■ EXERCISE AIM
Restate the entries below verbatim.

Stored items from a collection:
○ ○ ○
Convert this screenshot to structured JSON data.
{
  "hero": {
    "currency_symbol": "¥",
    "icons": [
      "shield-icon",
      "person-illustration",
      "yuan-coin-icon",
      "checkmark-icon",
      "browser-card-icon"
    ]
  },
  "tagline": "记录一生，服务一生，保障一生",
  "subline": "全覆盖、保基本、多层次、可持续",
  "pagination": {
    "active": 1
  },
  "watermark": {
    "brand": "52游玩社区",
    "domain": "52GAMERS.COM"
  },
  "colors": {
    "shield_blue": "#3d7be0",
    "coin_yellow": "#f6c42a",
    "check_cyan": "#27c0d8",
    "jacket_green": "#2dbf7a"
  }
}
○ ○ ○
■ REPLY
Convert this screenshot to structured JSON data.
{
  "hero": {
    "currency_symbol": "¥",
    "icons": [
      "shield-icon",
      "person-illustration",
      "yuan-coin-icon",
      "checkmark-icon",
      "browser-card-icon"
    ]
  },
  "tagline": "记录一生，服务一生，保障一生",
  "subline": "全覆盖、保基本、多层次、可持续",
  "pagination": {
    "active": 1
  },
  "watermark": {
    "brand": "52游玩社区",
    "domain": "52GAMERS.COM"
  },
  "colors": {
    "shield_blue": "#3d7be0",
    "coin_yellow": "#f6c42a",
    "check_cyan": "#27c0d8",
    "jacket_green": "#2dbf7a"
  }
}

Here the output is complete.